▶ Aim of the exercise
Every record below must be returned exactly as it was received.

▶ Supplied material
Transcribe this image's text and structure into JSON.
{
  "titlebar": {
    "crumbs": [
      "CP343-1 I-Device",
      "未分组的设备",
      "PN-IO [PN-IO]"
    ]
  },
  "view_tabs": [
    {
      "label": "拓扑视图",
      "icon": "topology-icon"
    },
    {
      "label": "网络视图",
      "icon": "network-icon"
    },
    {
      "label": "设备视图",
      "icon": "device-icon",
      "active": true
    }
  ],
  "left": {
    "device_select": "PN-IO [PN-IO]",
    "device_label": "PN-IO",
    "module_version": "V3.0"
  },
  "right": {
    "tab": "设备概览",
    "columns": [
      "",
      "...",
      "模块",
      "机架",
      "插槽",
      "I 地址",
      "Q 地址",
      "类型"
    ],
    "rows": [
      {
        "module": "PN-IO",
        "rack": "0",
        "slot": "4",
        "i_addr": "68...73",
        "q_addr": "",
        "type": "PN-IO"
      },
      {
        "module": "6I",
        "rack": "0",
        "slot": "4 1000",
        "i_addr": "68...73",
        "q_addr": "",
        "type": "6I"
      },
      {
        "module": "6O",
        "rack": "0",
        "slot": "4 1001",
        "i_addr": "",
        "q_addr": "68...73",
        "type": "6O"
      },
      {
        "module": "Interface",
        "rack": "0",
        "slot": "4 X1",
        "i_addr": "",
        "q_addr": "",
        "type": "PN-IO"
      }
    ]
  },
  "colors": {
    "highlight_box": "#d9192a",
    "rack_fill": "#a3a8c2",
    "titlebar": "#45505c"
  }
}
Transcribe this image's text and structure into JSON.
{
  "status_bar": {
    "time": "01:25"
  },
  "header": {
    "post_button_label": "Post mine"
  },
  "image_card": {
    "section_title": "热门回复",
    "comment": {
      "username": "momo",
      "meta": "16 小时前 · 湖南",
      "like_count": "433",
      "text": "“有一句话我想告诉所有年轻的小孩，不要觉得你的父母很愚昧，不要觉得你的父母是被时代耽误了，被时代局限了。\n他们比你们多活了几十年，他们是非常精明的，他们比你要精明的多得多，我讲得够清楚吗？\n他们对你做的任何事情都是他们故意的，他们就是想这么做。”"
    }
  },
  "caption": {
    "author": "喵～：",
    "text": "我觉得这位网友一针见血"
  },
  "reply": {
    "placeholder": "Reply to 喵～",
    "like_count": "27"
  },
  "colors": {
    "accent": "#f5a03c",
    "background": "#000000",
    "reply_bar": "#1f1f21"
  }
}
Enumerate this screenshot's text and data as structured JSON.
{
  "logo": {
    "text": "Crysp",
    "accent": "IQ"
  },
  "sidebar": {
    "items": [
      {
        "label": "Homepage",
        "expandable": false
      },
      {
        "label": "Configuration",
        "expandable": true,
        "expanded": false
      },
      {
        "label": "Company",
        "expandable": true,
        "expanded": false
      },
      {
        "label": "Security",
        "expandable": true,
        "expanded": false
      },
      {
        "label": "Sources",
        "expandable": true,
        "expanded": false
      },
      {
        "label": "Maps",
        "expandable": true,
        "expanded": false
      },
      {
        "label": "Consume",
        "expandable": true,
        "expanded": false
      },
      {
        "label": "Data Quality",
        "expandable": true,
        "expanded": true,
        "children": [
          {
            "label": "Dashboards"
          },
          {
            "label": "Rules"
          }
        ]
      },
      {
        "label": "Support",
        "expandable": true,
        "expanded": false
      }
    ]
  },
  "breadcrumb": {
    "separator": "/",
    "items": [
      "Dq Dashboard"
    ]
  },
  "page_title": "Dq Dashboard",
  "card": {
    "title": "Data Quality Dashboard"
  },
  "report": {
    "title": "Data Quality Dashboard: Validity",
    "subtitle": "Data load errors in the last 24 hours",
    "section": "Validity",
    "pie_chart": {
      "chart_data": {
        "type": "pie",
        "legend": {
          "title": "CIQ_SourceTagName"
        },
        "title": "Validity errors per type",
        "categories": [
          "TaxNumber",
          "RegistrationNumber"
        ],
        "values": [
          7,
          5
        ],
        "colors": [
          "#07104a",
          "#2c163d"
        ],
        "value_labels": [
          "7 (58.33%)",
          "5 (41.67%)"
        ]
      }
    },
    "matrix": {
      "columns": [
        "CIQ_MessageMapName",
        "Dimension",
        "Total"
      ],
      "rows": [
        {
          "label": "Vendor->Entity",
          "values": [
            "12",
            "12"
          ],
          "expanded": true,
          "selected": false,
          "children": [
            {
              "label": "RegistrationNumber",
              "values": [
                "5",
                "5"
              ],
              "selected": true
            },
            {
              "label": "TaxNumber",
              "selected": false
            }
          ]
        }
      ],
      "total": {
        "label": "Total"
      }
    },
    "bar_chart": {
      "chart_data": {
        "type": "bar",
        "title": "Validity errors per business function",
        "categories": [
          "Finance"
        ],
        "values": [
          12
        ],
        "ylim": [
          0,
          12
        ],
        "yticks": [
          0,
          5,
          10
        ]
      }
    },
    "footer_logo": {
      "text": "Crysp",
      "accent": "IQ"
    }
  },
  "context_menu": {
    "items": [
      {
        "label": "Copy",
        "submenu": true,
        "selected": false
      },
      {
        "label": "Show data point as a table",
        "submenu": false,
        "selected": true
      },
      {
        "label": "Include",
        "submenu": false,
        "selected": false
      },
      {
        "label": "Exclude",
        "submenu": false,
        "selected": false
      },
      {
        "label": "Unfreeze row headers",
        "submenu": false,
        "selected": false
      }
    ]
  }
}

▶ Answer for this exercise
Transcribe this image's text and structure into JSON.
{
  "titlebar": {
    "crumbs": [
      "CP343-1 I-Device",
      "未分组的设备",
      "PN-IO [PN-IO]"
    ]
  },
  "view_tabs": [
    {
      "label": "拓扑视图",
      "icon": "topology-icon"
    },
    {
      "label": "网络视图",
      "icon": "network-icon"
    },
    {
      "label": "设备视图",
      "icon": "device-icon",
      "active": true
    }
  ],
  "left": {
    "device_select": "PN-IO [PN-IO]",
    "device_label": "PN-IO",
    "module_version": "V3.0"
  },
  "right": {
    "tab": "设备概览",
    "columns": [
      "",
      "...",
      "模块",
      "机架",
      "插槽",
      "I 地址",
      "Q 地址",
      "类型"
    ],
    "rows": [
      {
        "module": "PN-IO",
        "rack": "0",
        "slot": "4",
        "i_addr": "68...73",
        "q_addr": "",
        "type": "PN-IO"
      },
      {
        "module": "6I",
        "rack": "0",
        "slot": "4 1000",
        "i_addr": "68...73",
        "q_addr": "",
        "type": "6I"
      },
      {
        "module": "6O",
        "rack": "0",
        "slot": "4 1001",
        "i_addr": "",
        "q_addr": "68...73",
        "type": "6O"
      },
      {
        "module": "Interface",
        "rack": "0",
        "slot": "4 X1",
        "i_addr": "",
        "q_addr": "",
        "type": "PN-IO"
      }
    ]
  },
  "colors": {
    "highlight_box": "#d9192a",
    "rack_fill": "#a3a8c2",
    "titlebar": "#45505c"
  }
}
Transcribe this image's text and structure into JSON.
{
  "status_bar": {
    "time": "01:25"
  },
  "header": {
    "post_button_label": "Post mine"
  },
  "image_card": {
    "section_title": "热门回复",
    "comment": {
      "username": "momo",
      "meta": "16 小时前 · 湖南",
      "like_count": "433",
      "text": "“有一句话我想告诉所有年轻的小孩，不要觉得你的父母很愚昧，不要觉得你的父母是被时代耽误了，被时代局限了。\n他们比你们多活了几十年，他们是非常精明的，他们比你要精明的多得多，我讲得够清楚吗？\n他们对你做的任何事情都是他们故意的，他们就是想这么做。”"
    }
  },
  "caption": {
    "author": "喵～：",
    "text": "我觉得这位网友一针见血"
  },
  "reply": {
    "placeholder": "Reply to 喵～",
    "like_count": "27"
  },
  "colors": {
    "accent": "#f5a03c",
    "background": "#000000",
    "reply_bar": "#1f1f21"
  }
}
Enumerate this screenshot's text and data as structured JSON.
{
  "logo": {
    "text": "Crysp",
    "accent": "IQ"
  },
  "sidebar": {
    "items": [
      {
        "label": "Homepage",
        "expandable": false
      },
      {
        "label": "Configuration",
        "expandable": true,
        "expanded": false
      },
      {
        "label": "Company",
        "expandable": true,
        "expanded": false
      },
      {
        "label": "Security",
        "expandable": true,
        "expanded": false
      },
      {
        "label": "Sources",
        "expandable": true,
        "expanded": false
      },
      {
        "label": "Maps",
        "expandable": true,
        "expanded": false
      },
      {
        "label": "Consume",
        "expandable": true,
        "expanded": false
      },
      {
        "label": "Data Quality",
        "expandable": true,
        "expanded": true,
        "children": [
          {
            "label": "Dashboards"
          },
          {
            "label": "Rules"
          }
        ]
      },
      {
        "label": "Support",
        "expandable": true,
        "expanded": false
      }
    ]
  },
  "breadcrumb": {
    "separator": "/",
    "items": [
      "Dq Dashboard"
    ]
  },
  "page_title": "Dq Dashboard",
  "card": {
    "title": "Data Quality Dashboard"
  },
  "report": {
    "title": "Data Quality Dashboard: Validity",
    "subtitle": "Data load errors in the last 24 hours",
    "section": "Validity",
    "pie_chart": {
      "chart_data": {
        "type": "pie",
        "legend": {
          "title": "CIQ_SourceTagName"
        },
        "title": "Validity errors per type",
        "categories": [
          "TaxNumber",
          "RegistrationNumber"
        ],
        "values": [
          7,
          5
        ],
        "colors": [
          "#07104a",
          "#2c163d"
        ],
        "value_labels": [
          "7 (58.33%)",
          "5 (41.67%)"
        ]
      }
    },
    "matrix": {
      "columns": [
        "CIQ_MessageMapName",
        "Dimension",
        "Total"
      ],
      "rows": [
        {
          "label": "Vendor->Entity",
          "values": [
            "12",
            "12"
          ],
          "expanded": true,
          "selected": false,
          "children": [
            {
              "label": "RegistrationNumber",
              "values": [
                "5",
                "5"
              ],
              "selected": true
            },
            {
              "label": "TaxNumber",
              "selected": false
            }
          ]
        }
      ],
      "total": {
        "label": "Total"
      }
    },
    "bar_chart": {
      "chart_data": {
        "type": "bar",
        "title": "Validity errors per business function",
        "categories": [
          "Finance"
        ],
        "values": [
          12
        ],
        "ylim": [
          0,
          12
        ],
        "yticks": [
          0,
          5,
          10
        ]
      }
    },
    "footer_logo": {
      "text": "Crysp",
      "accent": "IQ"
    }
  },
  "context_menu": {
    "items": [
      {
        "label": "Copy",
        "submenu": true,
        "selected": false
      },
      {
        "label": "Show data point as a table",
        "submenu": false,
        "selected": true
      },
      {
        "label": "Include",
        "submenu": false,
        "selected": false
      },
      {
        "label": "Exclude",
        "submenu": false,
        "selected": false
      },
      {
        "label": "Unfreeze row headers",
        "submenu": false,
        "selected": false
      }
    ]
  }
}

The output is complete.